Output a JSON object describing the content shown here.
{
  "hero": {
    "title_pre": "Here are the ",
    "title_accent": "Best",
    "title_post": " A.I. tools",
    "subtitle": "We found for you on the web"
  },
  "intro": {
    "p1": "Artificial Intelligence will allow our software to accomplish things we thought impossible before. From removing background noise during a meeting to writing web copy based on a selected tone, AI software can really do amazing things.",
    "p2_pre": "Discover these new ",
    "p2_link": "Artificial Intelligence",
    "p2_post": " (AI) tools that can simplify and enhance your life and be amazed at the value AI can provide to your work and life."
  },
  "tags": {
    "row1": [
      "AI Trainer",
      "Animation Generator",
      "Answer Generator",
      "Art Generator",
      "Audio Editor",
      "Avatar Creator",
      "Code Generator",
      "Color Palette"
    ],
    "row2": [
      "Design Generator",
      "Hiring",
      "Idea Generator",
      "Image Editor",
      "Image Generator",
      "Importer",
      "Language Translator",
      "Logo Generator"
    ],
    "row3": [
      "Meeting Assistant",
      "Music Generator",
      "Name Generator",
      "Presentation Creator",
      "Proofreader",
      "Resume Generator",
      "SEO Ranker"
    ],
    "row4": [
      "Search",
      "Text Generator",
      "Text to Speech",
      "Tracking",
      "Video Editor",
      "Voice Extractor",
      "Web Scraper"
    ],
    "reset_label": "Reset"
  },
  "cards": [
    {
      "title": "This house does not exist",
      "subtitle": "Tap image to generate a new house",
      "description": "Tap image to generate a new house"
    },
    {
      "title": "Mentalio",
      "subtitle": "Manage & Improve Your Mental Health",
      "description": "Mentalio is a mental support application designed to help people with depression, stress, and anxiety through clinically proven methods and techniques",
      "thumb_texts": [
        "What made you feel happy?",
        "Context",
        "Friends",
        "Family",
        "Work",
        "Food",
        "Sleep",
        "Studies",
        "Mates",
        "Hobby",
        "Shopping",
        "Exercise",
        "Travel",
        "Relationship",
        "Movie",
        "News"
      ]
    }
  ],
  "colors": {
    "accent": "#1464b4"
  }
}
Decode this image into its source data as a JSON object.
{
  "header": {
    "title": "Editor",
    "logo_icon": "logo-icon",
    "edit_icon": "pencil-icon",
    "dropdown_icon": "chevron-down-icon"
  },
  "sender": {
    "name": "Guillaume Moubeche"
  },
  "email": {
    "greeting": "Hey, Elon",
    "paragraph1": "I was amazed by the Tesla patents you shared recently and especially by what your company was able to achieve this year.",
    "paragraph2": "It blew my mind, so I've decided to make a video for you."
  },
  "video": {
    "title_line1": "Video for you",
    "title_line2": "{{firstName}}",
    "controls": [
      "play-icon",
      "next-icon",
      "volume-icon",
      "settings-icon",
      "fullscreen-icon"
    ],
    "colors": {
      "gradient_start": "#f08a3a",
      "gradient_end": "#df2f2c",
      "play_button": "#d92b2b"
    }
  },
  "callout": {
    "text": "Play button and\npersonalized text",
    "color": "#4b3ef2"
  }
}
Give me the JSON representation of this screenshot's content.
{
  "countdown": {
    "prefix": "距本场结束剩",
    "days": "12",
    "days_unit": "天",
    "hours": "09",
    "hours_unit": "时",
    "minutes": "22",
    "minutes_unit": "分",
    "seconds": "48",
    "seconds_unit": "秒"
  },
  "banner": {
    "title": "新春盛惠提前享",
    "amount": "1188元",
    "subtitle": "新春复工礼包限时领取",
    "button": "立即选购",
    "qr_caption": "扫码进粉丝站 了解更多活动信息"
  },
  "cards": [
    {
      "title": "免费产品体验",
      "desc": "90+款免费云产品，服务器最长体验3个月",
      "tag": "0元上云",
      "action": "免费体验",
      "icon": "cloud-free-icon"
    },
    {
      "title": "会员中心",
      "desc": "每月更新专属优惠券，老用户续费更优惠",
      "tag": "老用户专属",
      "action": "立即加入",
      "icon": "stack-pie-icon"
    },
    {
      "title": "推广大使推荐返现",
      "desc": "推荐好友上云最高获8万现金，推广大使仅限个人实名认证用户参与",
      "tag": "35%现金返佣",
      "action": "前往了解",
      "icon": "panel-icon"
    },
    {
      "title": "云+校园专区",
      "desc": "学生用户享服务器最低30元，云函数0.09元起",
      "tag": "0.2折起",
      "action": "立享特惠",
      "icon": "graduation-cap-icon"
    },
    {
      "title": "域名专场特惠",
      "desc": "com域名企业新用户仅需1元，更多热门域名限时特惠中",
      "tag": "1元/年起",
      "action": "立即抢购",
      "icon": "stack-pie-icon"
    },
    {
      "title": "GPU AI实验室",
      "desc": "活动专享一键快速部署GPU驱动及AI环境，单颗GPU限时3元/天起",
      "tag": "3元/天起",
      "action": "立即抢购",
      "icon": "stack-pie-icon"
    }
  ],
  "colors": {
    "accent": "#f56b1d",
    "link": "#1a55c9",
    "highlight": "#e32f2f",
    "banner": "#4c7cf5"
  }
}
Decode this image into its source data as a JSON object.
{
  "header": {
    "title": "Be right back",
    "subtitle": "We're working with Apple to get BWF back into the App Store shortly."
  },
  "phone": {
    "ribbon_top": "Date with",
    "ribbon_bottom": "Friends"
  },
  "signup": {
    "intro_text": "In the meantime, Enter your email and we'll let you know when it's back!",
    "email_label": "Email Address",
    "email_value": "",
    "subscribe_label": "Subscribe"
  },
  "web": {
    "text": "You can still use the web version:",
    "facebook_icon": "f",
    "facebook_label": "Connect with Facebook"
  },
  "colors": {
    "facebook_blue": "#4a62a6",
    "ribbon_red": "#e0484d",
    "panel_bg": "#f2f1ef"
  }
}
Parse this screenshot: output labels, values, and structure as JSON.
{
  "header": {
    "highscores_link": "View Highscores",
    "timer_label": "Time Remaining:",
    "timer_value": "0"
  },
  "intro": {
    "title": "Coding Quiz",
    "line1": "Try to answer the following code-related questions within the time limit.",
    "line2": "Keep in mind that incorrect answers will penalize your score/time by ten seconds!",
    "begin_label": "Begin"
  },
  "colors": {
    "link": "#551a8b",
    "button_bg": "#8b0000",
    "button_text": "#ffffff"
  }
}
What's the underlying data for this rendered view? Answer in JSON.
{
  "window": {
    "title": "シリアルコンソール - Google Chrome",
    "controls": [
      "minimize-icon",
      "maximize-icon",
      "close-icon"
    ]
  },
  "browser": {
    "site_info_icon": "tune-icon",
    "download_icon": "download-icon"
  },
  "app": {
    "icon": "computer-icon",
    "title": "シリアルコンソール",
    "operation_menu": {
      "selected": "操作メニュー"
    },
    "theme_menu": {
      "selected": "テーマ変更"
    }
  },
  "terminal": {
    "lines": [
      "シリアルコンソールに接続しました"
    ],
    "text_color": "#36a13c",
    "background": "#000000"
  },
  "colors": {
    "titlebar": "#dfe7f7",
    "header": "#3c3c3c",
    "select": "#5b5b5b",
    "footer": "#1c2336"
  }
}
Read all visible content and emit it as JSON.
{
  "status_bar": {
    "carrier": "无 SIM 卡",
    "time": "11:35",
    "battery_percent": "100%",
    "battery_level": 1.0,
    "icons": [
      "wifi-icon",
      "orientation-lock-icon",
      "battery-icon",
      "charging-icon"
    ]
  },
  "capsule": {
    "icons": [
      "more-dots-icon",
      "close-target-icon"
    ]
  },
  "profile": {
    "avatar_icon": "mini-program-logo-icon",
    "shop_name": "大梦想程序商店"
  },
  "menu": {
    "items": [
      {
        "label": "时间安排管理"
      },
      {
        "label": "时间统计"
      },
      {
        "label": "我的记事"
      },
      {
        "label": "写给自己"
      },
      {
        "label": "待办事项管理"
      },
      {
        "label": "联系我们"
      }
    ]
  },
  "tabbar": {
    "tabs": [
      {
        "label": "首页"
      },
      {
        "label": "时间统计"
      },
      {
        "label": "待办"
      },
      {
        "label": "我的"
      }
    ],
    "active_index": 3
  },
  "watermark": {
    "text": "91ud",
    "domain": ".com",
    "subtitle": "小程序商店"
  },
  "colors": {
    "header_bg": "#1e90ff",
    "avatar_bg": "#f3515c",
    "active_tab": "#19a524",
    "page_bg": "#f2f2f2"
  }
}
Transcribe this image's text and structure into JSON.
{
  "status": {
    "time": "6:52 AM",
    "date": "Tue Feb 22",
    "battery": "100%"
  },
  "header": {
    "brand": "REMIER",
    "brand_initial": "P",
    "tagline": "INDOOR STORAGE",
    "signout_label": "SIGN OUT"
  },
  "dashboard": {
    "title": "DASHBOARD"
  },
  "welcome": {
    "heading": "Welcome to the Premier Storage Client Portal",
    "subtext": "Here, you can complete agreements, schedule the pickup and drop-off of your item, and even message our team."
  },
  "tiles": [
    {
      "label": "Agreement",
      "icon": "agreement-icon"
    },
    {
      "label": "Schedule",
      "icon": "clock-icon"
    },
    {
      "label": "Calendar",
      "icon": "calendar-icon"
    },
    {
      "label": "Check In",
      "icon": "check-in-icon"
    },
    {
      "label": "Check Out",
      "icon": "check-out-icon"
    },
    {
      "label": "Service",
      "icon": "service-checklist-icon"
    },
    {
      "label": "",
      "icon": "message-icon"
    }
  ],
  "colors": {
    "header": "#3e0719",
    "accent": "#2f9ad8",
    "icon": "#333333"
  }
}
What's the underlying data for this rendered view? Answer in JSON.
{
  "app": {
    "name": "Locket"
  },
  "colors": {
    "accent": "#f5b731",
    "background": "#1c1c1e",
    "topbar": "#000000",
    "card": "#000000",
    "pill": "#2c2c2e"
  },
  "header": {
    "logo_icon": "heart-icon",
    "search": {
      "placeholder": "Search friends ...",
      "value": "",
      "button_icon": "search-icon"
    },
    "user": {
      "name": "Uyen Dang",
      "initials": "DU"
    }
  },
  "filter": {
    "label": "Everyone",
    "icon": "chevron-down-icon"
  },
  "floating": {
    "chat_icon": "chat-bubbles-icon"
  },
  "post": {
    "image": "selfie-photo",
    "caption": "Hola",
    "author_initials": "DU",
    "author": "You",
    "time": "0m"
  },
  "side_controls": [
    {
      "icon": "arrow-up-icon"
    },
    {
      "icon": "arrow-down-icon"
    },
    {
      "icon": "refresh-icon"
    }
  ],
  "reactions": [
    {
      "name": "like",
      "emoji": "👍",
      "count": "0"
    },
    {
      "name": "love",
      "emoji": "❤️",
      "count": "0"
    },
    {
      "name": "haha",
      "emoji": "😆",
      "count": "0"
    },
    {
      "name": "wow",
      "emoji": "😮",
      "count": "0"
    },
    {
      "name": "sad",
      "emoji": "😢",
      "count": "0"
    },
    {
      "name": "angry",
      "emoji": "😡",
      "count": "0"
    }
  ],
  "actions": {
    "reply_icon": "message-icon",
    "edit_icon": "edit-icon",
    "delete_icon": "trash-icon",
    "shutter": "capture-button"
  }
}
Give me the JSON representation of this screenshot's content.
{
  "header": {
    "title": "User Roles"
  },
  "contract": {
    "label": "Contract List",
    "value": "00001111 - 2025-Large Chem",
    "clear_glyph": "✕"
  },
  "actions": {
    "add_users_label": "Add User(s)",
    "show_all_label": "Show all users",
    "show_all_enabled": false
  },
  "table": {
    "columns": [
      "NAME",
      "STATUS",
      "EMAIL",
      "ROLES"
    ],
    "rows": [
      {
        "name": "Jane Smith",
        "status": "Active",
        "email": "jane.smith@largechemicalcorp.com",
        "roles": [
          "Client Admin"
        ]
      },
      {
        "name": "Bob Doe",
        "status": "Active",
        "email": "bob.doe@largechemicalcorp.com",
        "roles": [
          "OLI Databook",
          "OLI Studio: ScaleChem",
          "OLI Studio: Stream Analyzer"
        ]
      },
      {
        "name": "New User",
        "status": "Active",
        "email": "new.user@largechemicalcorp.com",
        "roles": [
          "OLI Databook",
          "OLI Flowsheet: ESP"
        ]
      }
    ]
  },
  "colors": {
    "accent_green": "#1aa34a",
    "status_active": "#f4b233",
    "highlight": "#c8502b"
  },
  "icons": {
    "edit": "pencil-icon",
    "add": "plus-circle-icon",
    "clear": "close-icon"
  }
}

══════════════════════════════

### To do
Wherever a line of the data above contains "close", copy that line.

### Completed exercise
      "close-icon"
      "close-target-icon"
    "clear": "close-icon"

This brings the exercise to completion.